Affordable housing programs in the US are not federated. They vary across time and municipality, with so many overlapping sets of requirements and mandates that it’s hard for domain experts to keep them straight. In fact, this complexity is part of the reason why Housing Navigator’s web-based intervention is so needed. However, it also means that the minimum acceptable income for many of these units is not easily assumable. Privately owned properties set their own minimums and are not obligated to share them. Conversely, income-based rent supplemented by a section 8 voucher doesn’t adhere neatly to a min/max AMI schema at all. The allocation scores and ratios — especially the extreme ones — were obscuring the reality on the ground. In some cases, it made it look like there was a vast oversupply of affordable housing while in other areas it looked like there was none.
We look forward to seeing how Housing Navigator evolves in the coming years and where they chose to apply their data. We look forward to applying the learnings here to future projects and continuing to support impactful nonprofits through data-driven inquiry.
While these quantitative and qualitative metrics have the potential to facilitate cross-town comparisons and high-level insights, numbers alone can never tell the whole story. Just as our initial look at Town H and Town D illustrated, it’s crucial to dig further into the stories behind the statistics to better understand what on the surface seems like a success or a miss. More granular information on AMI requirements could perhaps make the “allocation score” a reality.

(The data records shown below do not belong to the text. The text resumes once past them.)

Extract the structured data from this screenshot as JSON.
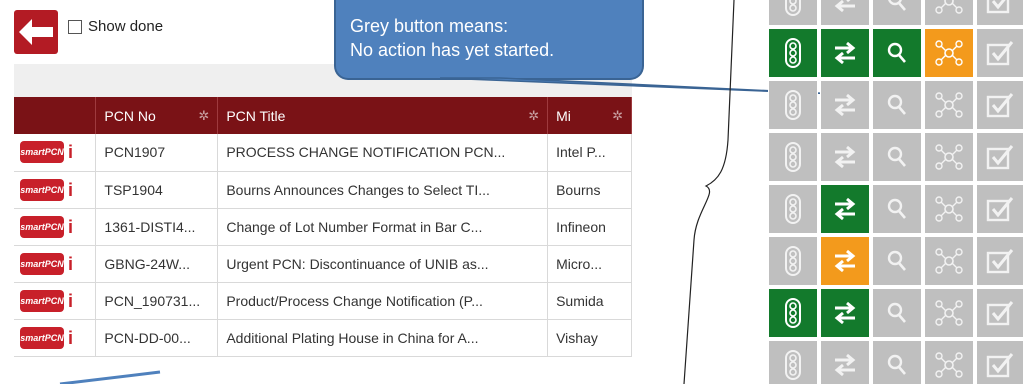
{
  "controls": {
    "show_done_label": "Show done"
  },
  "callout": {
    "line1": "Grey button means:",
    "line2": "No action has yet started."
  },
  "table": {
    "headers": [
      "PCN No",
      "PCN Title",
      "Mi"
    ],
    "rows": [
      {
        "pcn_no": "PCN1907",
        "title": "PROCESS CHANGE NOTIFICATION PCN...",
        "mfr": "Intel P..."
      },
      {
        "pcn_no": "TSP1904",
        "title": "Bourns Announces Changes to Select TI...",
        "mfr": "Bourns"
      },
      {
        "pcn_no": "1361-DISTI4...",
        "title": "Change of Lot Number Format in Bar C...",
        "mfr": "Infineon"
      },
      {
        "pcn_no": "GBNG-24W...",
        "title": "Urgent PCN: Discontinuance of UNIB as...",
        "mfr": "Micro..."
      },
      {
        "pcn_no": "PCN_190731...",
        "title": "Product/Process Change Notification (P...",
        "mfr": "Sumida"
      },
      {
        "pcn_no": "PCN-DD-00...",
        "title": "Additional Plating House in China for A...",
        "mfr": "Vishay"
      }
    ],
    "logo_text": "smartPCN",
    "info_glyph": "i"
  },
  "status_grid": {
    "icons": [
      "traffic-light-icon",
      "exchange-arrows-icon",
      "magnifier-icon",
      "network-icon",
      "checkbox-icon"
    ],
    "colors": {
      "grey": "#bfbfbf",
      "green": "#137a2c",
      "orange": "#f39a1c"
    },
    "rows": [
      [
        "grey",
        "grey",
        "grey",
        "grey",
        "grey"
      ],
      [
        "green",
        "green",
        "green",
        "orange",
        "grey"
      ],
      [
        "grey",
        "grey",
        "grey",
        "grey",
        "grey"
      ],
      [
        "grey",
        "grey",
        "grey",
        "grey",
        "grey"
      ],
      [
        "grey",
        "green",
        "grey",
        "grey",
        "grey"
      ],
      [
        "grey",
        "orange",
        "grey",
        "grey",
        "grey"
      ],
      [
        "green",
        "green",
        "grey",
        "grey",
        "grey"
      ],
      [
        "grey",
        "grey",
        "grey",
        "grey",
        "grey"
      ]
    ]
  }
}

Of course, basing the case study and metrics development on a subset of towns and cities limited the analysis’s complexity, but it also limited the generalizability of results. Low sample sizes mean that estimates are statistically less reliable and the towns in question are mostly small and high-income. Future manifestations of this work might focus on validating these results in larger, more diverse places in Massachusetts such as Boston and Worcester. Or perhaps it should target places with the highest rent burden, as these could be where affordable housing is needed most.